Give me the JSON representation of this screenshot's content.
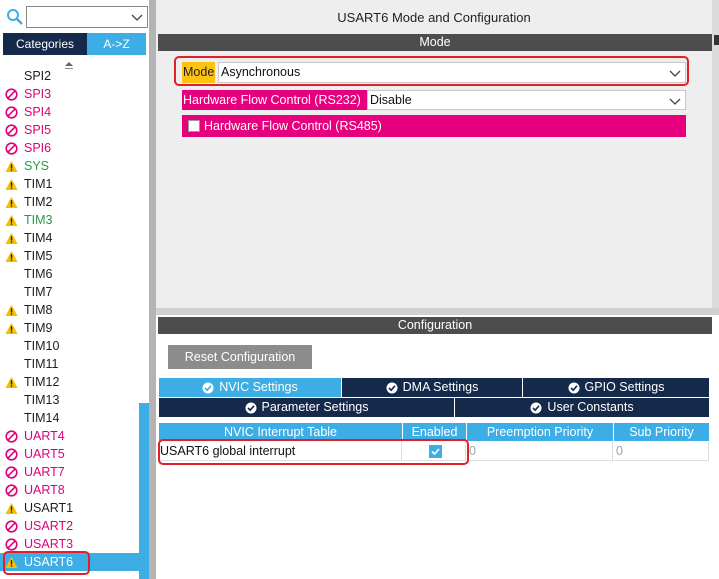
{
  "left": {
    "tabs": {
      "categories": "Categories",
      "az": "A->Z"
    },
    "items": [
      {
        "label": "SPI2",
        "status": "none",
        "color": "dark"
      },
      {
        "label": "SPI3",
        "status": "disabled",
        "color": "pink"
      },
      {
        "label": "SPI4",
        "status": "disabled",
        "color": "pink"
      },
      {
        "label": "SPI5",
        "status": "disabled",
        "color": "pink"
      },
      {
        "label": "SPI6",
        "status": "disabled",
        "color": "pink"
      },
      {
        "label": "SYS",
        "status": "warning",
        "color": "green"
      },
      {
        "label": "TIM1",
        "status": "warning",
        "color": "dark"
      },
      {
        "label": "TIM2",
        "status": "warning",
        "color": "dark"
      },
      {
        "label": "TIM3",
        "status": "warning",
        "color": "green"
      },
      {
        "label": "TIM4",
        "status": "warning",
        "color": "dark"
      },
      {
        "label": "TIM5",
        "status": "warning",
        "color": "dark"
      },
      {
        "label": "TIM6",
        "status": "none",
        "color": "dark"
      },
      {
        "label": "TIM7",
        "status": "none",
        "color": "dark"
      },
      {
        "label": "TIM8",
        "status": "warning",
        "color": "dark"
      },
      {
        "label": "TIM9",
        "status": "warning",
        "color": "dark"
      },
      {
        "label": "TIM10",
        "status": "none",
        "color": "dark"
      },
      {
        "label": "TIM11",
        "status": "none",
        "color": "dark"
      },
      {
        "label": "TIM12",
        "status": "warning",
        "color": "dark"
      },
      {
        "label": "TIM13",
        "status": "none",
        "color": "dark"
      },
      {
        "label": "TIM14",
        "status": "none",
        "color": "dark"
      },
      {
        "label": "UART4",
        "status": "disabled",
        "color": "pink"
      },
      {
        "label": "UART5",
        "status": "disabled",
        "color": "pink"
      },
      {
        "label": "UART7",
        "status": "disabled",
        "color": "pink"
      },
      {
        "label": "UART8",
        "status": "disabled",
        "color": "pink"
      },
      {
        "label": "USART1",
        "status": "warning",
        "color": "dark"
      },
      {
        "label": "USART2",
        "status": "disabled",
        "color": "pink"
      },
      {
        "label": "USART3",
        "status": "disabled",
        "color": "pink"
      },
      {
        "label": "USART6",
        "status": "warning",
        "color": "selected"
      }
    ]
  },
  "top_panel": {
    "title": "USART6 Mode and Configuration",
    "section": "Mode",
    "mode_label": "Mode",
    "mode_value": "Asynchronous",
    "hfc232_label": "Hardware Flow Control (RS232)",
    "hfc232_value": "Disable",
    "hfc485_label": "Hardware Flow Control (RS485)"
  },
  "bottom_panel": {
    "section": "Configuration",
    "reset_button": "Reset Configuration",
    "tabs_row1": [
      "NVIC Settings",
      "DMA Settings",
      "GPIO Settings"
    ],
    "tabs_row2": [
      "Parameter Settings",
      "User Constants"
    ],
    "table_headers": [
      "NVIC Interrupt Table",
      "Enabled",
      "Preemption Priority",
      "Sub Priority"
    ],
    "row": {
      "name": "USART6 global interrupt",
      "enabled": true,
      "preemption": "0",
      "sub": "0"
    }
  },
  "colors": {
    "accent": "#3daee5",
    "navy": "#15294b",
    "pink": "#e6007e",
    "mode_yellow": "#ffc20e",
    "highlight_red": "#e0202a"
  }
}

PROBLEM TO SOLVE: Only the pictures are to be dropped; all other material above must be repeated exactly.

TASK SOLUTION:
Give me the JSON representation of this screenshot's content.
{
  "left": {
    "tabs": {
      "categories": "Categories",
      "az": "A->Z"
    },
    "items": [
      {
        "label": "SPI2",
        "status": "none",
        "color": "dark"
      },
      {
        "label": "SPI3",
        "status": "disabled",
        "color": "pink"
      },
      {
        "label": "SPI4",
        "status": "disabled",
        "color": "pink"
      },
      {
        "label": "SPI5",
        "status": "disabled",
        "color": "pink"
      },
      {
        "label": "SPI6",
        "status": "disabled",
        "color": "pink"
      },
      {
        "label": "SYS",
        "status": "warning",
        "color": "green"
      },
      {
        "label": "TIM1",
        "status": "warning",
        "color": "dark"
      },
      {
        "label": "TIM2",
        "status": "warning",
        "color": "dark"
      },
      {
        "label": "TIM3",
        "status": "warning",
        "color": "green"
      },
      {
        "label": "TIM4",
        "status": "warning",
        "color": "dark"
      },
      {
        "label": "TIM5",
        "status": "warning",
        "color": "dark"
      },
      {
        "label": "TIM6",
        "status": "none",
        "color": "dark"
      },
      {
        "label": "TIM7",
        "status": "none",
        "color": "dark"
      },
      {
        "label": "TIM8",
        "status": "warning",
        "color": "dark"
      },
      {
        "label": "TIM9",
        "status": "warning",
        "color": "dark"
      },
      {
        "label": "TIM10",
        "status": "none",
        "color": "dark"
      },
      {
        "label": "TIM11",
        "status": "none",
        "color": "dark"
      },
      {
        "label": "TIM12",
        "status": "warning",
        "color": "dark"
      },
      {
        "label": "TIM13",
        "status": "none",
        "color": "dark"
      },
      {
        "label": "TIM14",
        "status": "none",
        "color": "dark"
      },
      {
        "label": "UART4",
        "status": "disabled",
        "color": "pink"
      },
      {
        "label": "UART5",
        "status": "disabled",
        "color": "pink"
      },
      {
        "label": "UART7",
        "status": "disabled",
        "color": "pink"
      },
      {
        "label": "UART8",
        "status": "disabled",
        "color": "pink"
      },
      {
        "label": "USART1",
        "status": "warning",
        "color": "dark"
      },
      {
        "label": "USART2",
        "status": "disabled",
        "color": "pink"
      },
      {
        "label": "USART3",
        "status": "disabled",
        "color": "pink"
      },
      {
        "label": "USART6",
        "status": "warning",
        "color": "selected"
      }
    ]
  },
  "top_panel": {
    "title": "USART6 Mode and Configuration",
    "section": "Mode",
    "mode_label": "Mode",
    "mode_value": "Asynchronous",
    "hfc232_label": "Hardware Flow Control (RS232)",
    "hfc232_value": "Disable",
    "hfc485_label": "Hardware Flow Control (RS485)"
  },
  "bottom_panel": {
    "section": "Configuration",
    "reset_button": "Reset Configuration",
    "tabs_row1": [
      "NVIC Settings",
      "DMA Settings",
      "GPIO Settings"
    ],
    "tabs_row2": [
      "Parameter Settings",
      "User Constants"
    ],
    "table_headers": [
      "NVIC Interrupt Table",
      "Enabled",
      "Preemption Priority",
      "Sub Priority"
    ],
    "row": {
      "name": "USART6 global interrupt",
      "enabled": true,
      "preemption": "0",
      "sub": "0"
    }
  },
  "colors": {
    "accent": "#3daee5",
    "navy": "#15294b",
    "pink": "#e6007e",
    "mode_yellow": "#ffc20e",
    "highlight_red": "#e0202a"
  }
}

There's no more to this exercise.